Week 8

Session 2

Guiding Question

  • How can we make sand stand tall?


  • What materials and placement work best for reinforcing soil?


  • Learners will apply and observe which materials and placement work best for reinforcing soil.

CT Components


  • Communicate ideas through design, model and poster

Entry Event

Competition Day (20 minutes )

Students will be given twenty minutes to prepare their soil reinforcements for testing. They can make any last-minute changes to their placement/materials, but should be sure to record all materials used, and the placement of the materials in their competition worksheet. This worksheet will be turned in to the facilitator later in the competition.

Cost Analysis

10 minutes

For the final designs that were built, students will estimate the cost of their reinforced soil by using the table in the worksheet (also provided below). The lowest costing design that meets the load specifications wins!


Presentations and Soil Testing

40 minutes

Once all teams have completed reinforcing, students will be asked to share their designs one by one. Students will introduce their team, explain the materials that they have chosen to use, and reveal the costs of their designs. Once introduced, the facilitator will start the testing process that includes removing the front face of the box and see if there is any deflection. After that a load of 5 kg will be placed on the soil surface and again observed for deflection. This process will be repeated for each group. Each wall will be tested individually with students making observations of each wall’s resiliency.

Judging the Performance

10 minutes

Facilitators will compare the costs and the performance of the bridges and arrive at the winning team. The team will be announced to the class and audience once everyone has returned.

10 minute break

End of Session Reflection and Debriefing

5-10 minutes (will be recorded)

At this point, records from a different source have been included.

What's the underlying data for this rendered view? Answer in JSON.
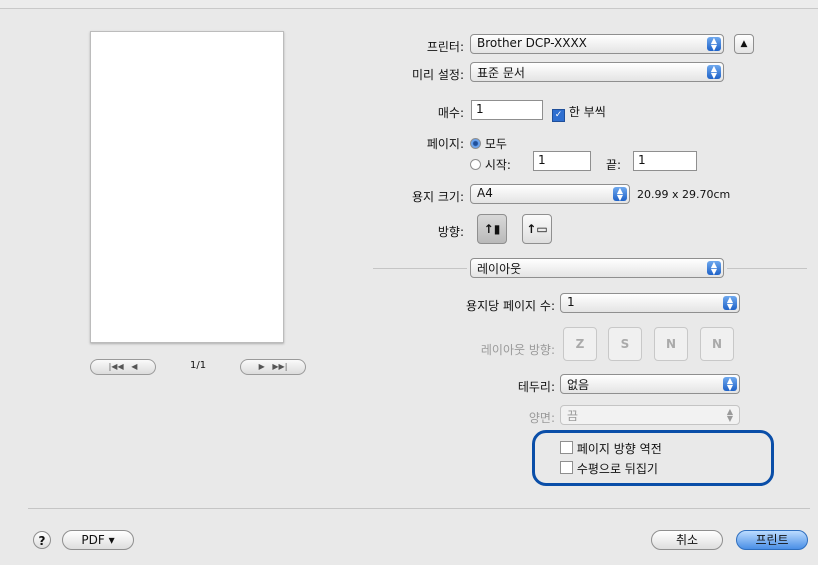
{
  "printer": {
    "label": "프린터:",
    "value": "Brother DCP-XXXX"
  },
  "preset": {
    "label": "미리 설정:",
    "value": "표준 문서"
  },
  "copies": {
    "label": "매수:",
    "value": "1",
    "collated_label": "한 부씩",
    "collated": true
  },
  "pages": {
    "label": "페이지:",
    "all_label": "모두",
    "from_label": "시작:",
    "from_value": "1",
    "to_label": "끝:",
    "to_value": "1"
  },
  "paper_size": {
    "label": "용지 크기:",
    "value": "A4",
    "dims": "20.99 x 29.70cm"
  },
  "orientation": {
    "label": "방향:",
    "portrait_glyph": "↑▮",
    "landscape_glyph": "↑▭"
  },
  "pane_popup": {
    "value": "레이아웃"
  },
  "layout": {
    "pages_per_sheet": {
      "label": "용지당 페이지 수:",
      "value": "1"
    },
    "direction": {
      "label": "레이아웃 방향:",
      "glyphs": [
        "Z",
        "S",
        "N",
        "N"
      ]
    },
    "border": {
      "label": "테두리:",
      "value": "없음"
    },
    "two_sided": {
      "label": "양면:",
      "value": "끔"
    },
    "reverse_label": "페이지 방향 역전",
    "flip_label": "수평으로 뒤집기"
  },
  "preview_nav": {
    "first": "|◀◀",
    "prev": "◀",
    "page": "1/1",
    "next": "▶",
    "last": "▶▶|"
  },
  "footer": {
    "help": "?",
    "pdf": "PDF ▾",
    "cancel": "취소",
    "print": "프린트"
  },
  "colors": {
    "accent": "#2f6fd0",
    "highlight": "#0a4ea8"
  }
}
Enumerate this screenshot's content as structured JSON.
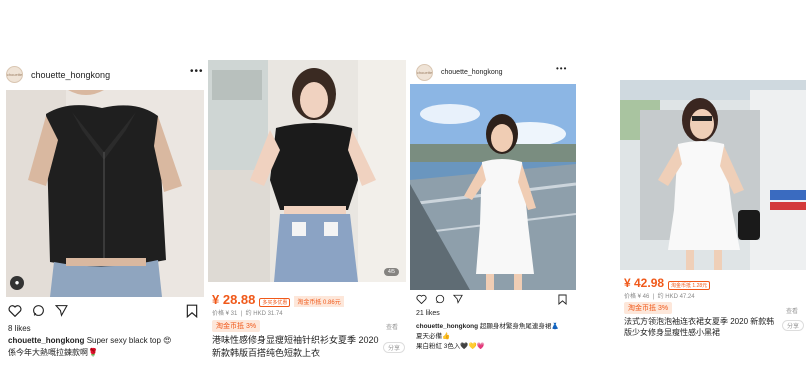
{
  "posts": [
    {
      "account": "chouette_hongkong",
      "avatar_text": "chouette",
      "likes": "8 likes",
      "caption_user": "chouette_hongkong",
      "caption_text": "Super sexy black top 😍",
      "caption_line2": "係今年大熱嘅拉鍊款啊🌹"
    },
    {
      "price": "¥ 28.88",
      "tag1": "多买多优惠",
      "tag2": "淘金币抵 0.86元",
      "orig_price": "价格 ¥ 31",
      "approx": "约 HKD 31.74",
      "coin": "淘金币抵 3%",
      "title": "港味性感修身显瘦短袖针织衫女夏季 2020 新款韩版百搭纯色短款上衣",
      "side": "查看",
      "share": "分享",
      "counter": "4/5"
    },
    {
      "account": "chouette_hongkong",
      "avatar_text": "chouette",
      "likes": "21 likes",
      "caption_user": "chouette_hongkong",
      "caption_text": "超顯身材繁身魚尾連身裙👗",
      "caption_line2": "夏天必備👍",
      "caption_line3": "果白粉紅 3色入🖤💛💗"
    },
    {
      "price": "¥ 42.98",
      "tag1": "淘金币抵 1.28元",
      "orig_price": "价格 ¥ 46",
      "approx": "约 HKD 47.24",
      "coin": "淘金币抵 3%",
      "title": "法式方领泡泡袖连衣裙女夏季 2020 新款韩版少女修身显瘦性感小黑裙",
      "side": "查看",
      "share": "分享"
    }
  ],
  "colors": {
    "price": "#f0591a",
    "bg": "#ffffff"
  },
  "icons": [
    "heart-icon",
    "comment-icon",
    "send-icon",
    "bookmark-icon",
    "more-icon",
    "user-tag-icon"
  ]
}
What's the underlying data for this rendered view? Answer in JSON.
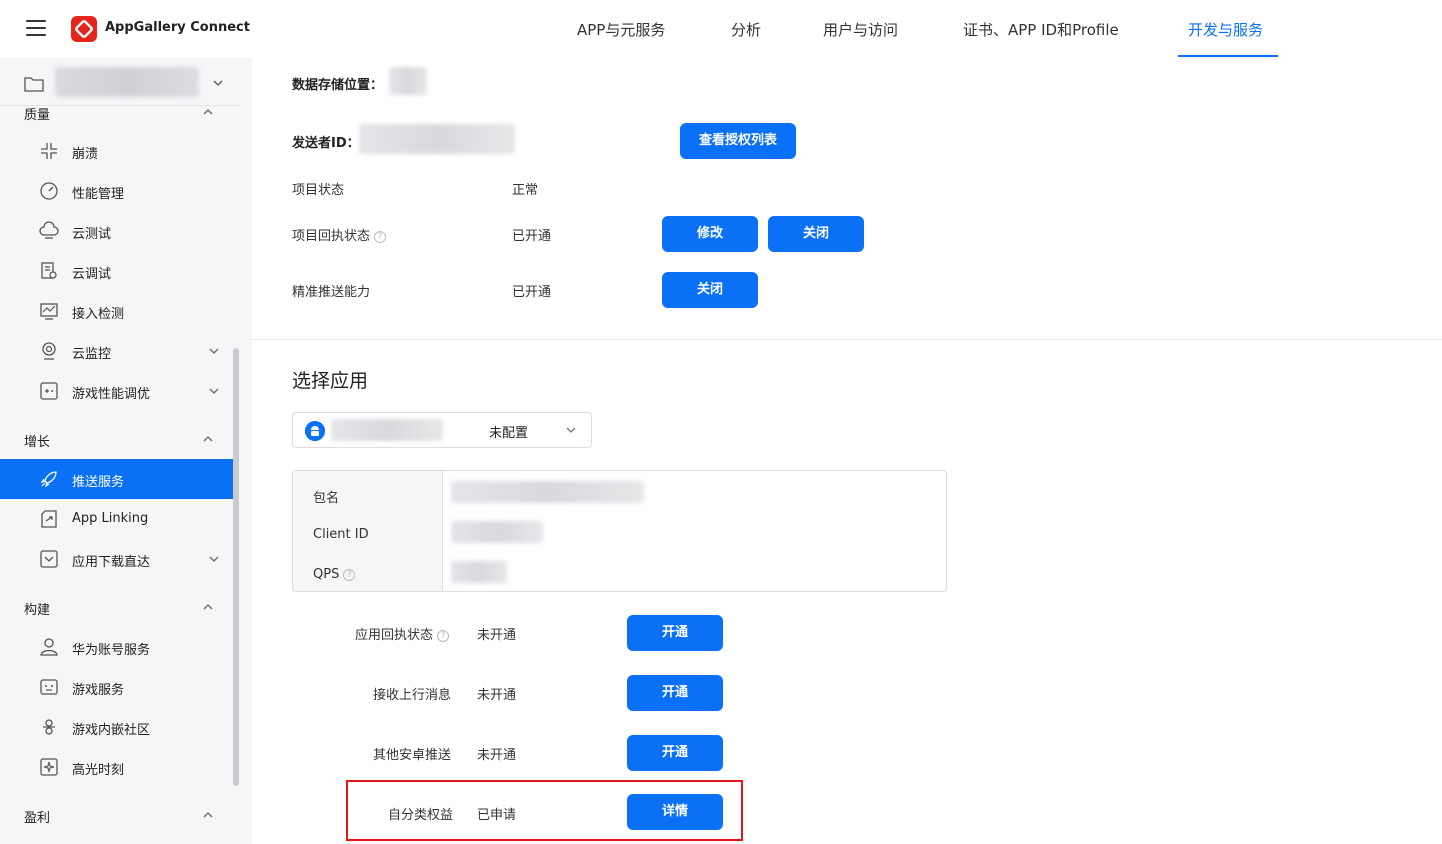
{
  "header": {
    "brand": "AppGallery Connect",
    "nav": [
      {
        "label": "APP与元服务"
      },
      {
        "label": "分析"
      },
      {
        "label": "用户与访问"
      },
      {
        "label": "证书、APP ID和Profile"
      },
      {
        "label": "开发与服务"
      }
    ],
    "active_tab": "开发与服务"
  },
  "sidebar": {
    "sections": {
      "quality": "质量",
      "growth": "增长",
      "build": "构建",
      "profit": "盈利"
    },
    "items": [
      {
        "label": "崩溃"
      },
      {
        "label": "性能管理"
      },
      {
        "label": "云测试"
      },
      {
        "label": "云调试"
      },
      {
        "label": "接入检测"
      },
      {
        "label": "云监控"
      },
      {
        "label": "游戏性能调优"
      },
      {
        "label": "推送服务"
      },
      {
        "label": "App Linking"
      },
      {
        "label": "应用下载直达"
      },
      {
        "label": "华为账号服务"
      },
      {
        "label": "游戏服务"
      },
      {
        "label": "游戏内嵌社区"
      },
      {
        "label": "高光时刻"
      }
    ],
    "active_item": "推送服务"
  },
  "project": {
    "storage_label": "数据存储位置：",
    "sender_label": "发送者ID：",
    "view_auth_btn": "查看授权列表",
    "status_label": "项目状态",
    "status_value": "正常",
    "receipt_label": "项目回执状态",
    "receipt_value": "已开通",
    "modify_btn": "修改",
    "close_btn": "关闭",
    "precise_label": "精准推送能力",
    "precise_value": "已开通",
    "precise_close_btn": "关闭"
  },
  "app": {
    "section_title": "选择应用",
    "selected_status": "未配置",
    "info_keys": {
      "package": "包名",
      "client_id": "Client ID",
      "qps": "QPS"
    },
    "rows": [
      {
        "label": "应用回执状态",
        "value": "未开通",
        "button": "开通"
      },
      {
        "label": "接收上行消息",
        "value": "未开通",
        "button": "开通"
      },
      {
        "label": "其他安卓推送",
        "value": "未开通",
        "button": "开通"
      },
      {
        "label": "自分类权益",
        "value": "已申请",
        "button": "详情"
      }
    ]
  },
  "colors": {
    "accent": "#0a70f5",
    "highlight": "#e4161c"
  }
}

Teacher briefly explains the computational thinking (CT) skill embedded in the Problem Solving Process Diagram. Using the problem solving process diagram, the teacher will ask students to identify what kind of problem solving skills/process/computational thinking they used in this session and explain how they used it. The following are some sample questions that can guide the debrief.

  • What did I learn today?

  • What worked well?

  • What didn't work well?

  • What can I/we do differently next time?

  • Do you have anything more to share?